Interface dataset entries
^^^^^^^^^^^^^^^^

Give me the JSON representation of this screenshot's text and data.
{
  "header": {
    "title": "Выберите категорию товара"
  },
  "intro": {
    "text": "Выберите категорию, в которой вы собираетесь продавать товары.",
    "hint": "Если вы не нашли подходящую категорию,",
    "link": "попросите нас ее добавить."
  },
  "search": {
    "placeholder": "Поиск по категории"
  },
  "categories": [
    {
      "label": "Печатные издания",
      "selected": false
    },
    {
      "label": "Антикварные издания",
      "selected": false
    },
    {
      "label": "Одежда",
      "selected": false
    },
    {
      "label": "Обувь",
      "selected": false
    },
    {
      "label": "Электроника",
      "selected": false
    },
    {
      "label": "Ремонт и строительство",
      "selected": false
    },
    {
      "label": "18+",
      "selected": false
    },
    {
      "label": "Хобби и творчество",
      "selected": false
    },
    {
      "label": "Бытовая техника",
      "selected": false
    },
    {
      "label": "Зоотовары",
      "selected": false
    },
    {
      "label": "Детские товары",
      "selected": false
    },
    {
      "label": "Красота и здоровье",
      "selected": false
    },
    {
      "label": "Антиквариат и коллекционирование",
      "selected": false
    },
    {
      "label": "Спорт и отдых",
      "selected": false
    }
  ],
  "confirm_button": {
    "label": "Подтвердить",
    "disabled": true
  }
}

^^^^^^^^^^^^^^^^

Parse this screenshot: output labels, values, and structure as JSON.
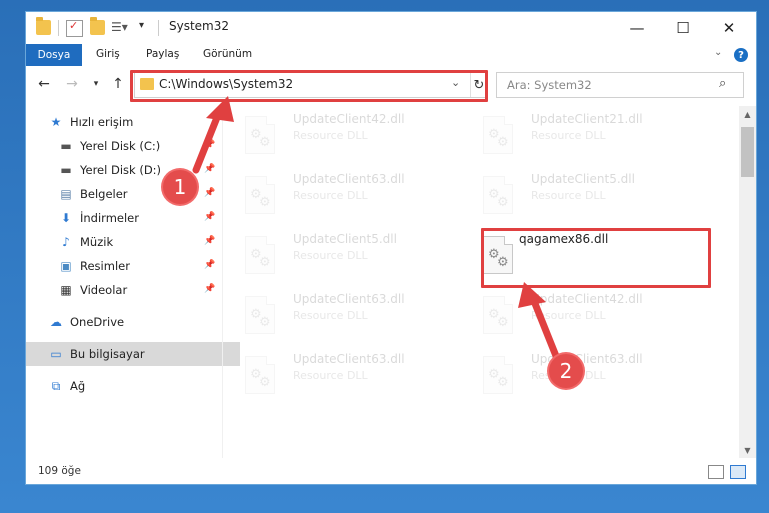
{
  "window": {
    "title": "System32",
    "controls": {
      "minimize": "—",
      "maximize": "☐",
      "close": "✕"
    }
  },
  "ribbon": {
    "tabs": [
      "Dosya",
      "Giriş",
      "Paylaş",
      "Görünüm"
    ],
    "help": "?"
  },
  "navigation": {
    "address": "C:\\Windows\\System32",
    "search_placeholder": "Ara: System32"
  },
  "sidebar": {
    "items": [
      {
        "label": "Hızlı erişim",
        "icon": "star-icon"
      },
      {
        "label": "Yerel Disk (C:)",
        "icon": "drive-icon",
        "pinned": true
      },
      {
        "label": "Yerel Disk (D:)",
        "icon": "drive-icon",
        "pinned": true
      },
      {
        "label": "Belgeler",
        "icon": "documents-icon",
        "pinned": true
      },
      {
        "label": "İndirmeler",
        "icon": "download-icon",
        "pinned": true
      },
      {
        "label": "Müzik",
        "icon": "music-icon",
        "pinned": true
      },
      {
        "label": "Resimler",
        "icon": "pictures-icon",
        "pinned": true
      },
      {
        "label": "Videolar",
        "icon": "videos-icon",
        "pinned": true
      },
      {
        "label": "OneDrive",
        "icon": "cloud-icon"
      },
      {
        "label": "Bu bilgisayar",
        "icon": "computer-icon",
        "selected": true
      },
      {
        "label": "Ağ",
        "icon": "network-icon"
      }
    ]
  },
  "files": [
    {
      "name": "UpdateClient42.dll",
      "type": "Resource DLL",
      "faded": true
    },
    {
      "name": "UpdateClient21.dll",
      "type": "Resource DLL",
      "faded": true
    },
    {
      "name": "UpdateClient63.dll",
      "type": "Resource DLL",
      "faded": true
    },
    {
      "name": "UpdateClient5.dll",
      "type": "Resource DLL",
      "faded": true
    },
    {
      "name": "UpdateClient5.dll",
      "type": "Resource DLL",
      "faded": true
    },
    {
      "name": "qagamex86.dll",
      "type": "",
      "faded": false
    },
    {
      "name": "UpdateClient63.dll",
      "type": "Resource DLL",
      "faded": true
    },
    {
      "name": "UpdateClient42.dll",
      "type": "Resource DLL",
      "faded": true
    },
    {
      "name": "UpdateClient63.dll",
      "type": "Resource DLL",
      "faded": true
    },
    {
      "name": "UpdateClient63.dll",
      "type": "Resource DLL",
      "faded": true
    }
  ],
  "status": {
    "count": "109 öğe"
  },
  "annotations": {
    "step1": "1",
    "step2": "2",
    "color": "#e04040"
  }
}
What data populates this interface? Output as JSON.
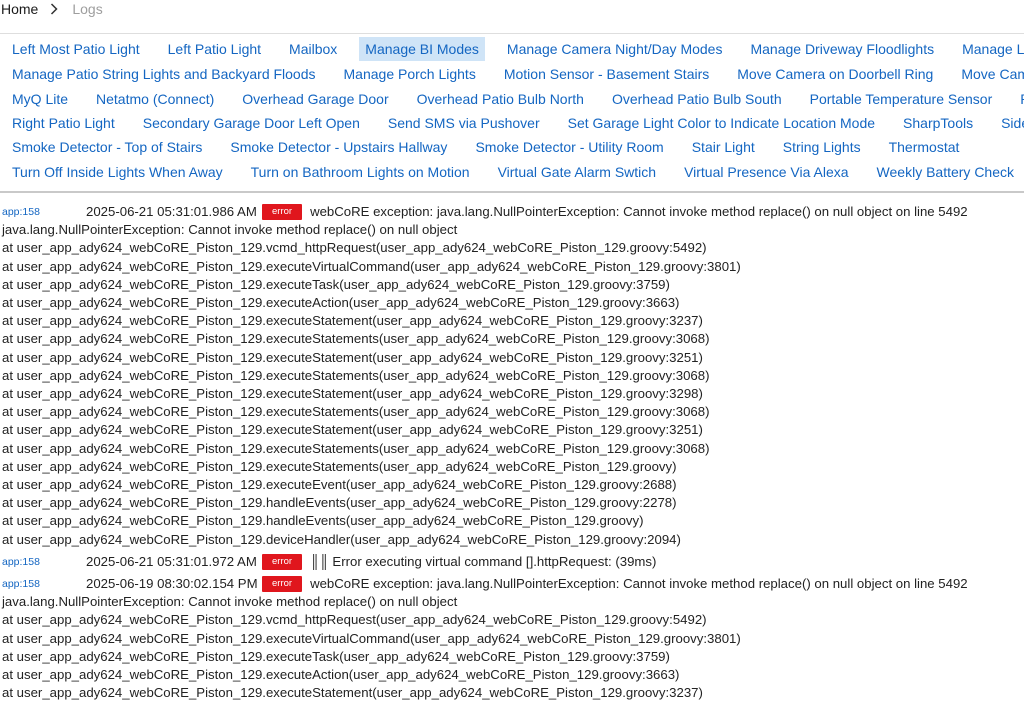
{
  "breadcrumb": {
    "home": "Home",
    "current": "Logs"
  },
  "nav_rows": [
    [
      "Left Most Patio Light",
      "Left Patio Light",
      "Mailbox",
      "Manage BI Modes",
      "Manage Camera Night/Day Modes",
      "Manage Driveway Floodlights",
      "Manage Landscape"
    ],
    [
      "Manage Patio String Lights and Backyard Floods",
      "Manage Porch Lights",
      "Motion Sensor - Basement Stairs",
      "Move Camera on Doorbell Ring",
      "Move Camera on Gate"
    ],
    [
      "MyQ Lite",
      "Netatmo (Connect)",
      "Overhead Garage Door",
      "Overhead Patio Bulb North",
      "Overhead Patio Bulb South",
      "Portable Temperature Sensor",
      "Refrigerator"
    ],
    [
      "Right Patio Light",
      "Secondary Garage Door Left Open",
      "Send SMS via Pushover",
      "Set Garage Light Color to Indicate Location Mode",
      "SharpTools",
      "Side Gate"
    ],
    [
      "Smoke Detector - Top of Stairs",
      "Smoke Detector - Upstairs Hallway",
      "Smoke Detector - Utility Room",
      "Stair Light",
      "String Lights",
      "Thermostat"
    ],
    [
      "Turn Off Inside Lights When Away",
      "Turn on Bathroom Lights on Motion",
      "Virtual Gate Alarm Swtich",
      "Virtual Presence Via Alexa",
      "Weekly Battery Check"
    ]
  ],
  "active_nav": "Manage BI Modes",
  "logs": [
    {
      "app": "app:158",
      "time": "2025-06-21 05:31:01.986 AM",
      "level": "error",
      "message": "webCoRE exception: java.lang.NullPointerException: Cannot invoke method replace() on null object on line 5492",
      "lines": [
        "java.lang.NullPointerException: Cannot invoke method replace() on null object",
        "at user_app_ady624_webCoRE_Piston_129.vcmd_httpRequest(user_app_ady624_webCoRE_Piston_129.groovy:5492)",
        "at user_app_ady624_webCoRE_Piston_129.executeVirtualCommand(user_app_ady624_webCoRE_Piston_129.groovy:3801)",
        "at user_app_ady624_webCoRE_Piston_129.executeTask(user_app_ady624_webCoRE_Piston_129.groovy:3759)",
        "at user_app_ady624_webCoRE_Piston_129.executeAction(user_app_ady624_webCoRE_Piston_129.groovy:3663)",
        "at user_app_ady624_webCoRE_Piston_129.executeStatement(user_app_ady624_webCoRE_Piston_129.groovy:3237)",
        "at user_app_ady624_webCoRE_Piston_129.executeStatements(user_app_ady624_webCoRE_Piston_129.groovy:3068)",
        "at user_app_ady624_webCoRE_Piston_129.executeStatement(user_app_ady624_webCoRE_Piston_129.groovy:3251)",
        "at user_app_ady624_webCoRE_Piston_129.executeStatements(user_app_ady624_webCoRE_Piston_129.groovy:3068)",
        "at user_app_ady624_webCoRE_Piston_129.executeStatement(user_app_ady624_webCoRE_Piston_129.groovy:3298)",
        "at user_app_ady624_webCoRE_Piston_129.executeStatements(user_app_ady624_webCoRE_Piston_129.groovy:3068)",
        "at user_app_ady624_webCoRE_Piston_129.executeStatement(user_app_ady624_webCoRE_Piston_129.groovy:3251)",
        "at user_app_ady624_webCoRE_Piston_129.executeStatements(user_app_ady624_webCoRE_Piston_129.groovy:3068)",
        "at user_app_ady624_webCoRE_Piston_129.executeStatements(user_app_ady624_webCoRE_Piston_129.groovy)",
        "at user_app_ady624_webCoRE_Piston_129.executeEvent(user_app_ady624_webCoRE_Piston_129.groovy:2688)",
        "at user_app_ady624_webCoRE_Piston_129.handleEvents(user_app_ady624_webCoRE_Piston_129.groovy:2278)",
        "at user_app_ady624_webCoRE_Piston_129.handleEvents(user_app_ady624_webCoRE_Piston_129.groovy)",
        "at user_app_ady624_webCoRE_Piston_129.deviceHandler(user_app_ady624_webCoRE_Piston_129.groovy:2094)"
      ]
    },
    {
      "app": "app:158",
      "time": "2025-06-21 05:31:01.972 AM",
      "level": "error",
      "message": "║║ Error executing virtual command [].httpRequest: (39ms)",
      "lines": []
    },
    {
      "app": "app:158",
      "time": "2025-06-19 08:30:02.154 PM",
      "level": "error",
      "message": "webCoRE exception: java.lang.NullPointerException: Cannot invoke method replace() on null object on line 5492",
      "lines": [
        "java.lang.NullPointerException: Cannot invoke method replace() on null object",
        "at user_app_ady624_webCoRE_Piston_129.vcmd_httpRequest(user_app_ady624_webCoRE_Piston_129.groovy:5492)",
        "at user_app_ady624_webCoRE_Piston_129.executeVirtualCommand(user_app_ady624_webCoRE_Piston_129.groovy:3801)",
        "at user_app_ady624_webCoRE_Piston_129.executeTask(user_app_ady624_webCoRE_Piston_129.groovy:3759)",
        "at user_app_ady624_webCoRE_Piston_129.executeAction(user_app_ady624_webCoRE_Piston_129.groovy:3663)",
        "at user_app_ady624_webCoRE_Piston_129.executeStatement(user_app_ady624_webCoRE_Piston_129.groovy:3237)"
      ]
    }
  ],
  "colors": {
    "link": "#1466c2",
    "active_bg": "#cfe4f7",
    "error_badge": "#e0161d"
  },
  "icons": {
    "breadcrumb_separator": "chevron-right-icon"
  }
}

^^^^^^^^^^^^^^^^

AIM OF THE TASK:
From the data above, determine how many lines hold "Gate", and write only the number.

ANSWER SPACE:
3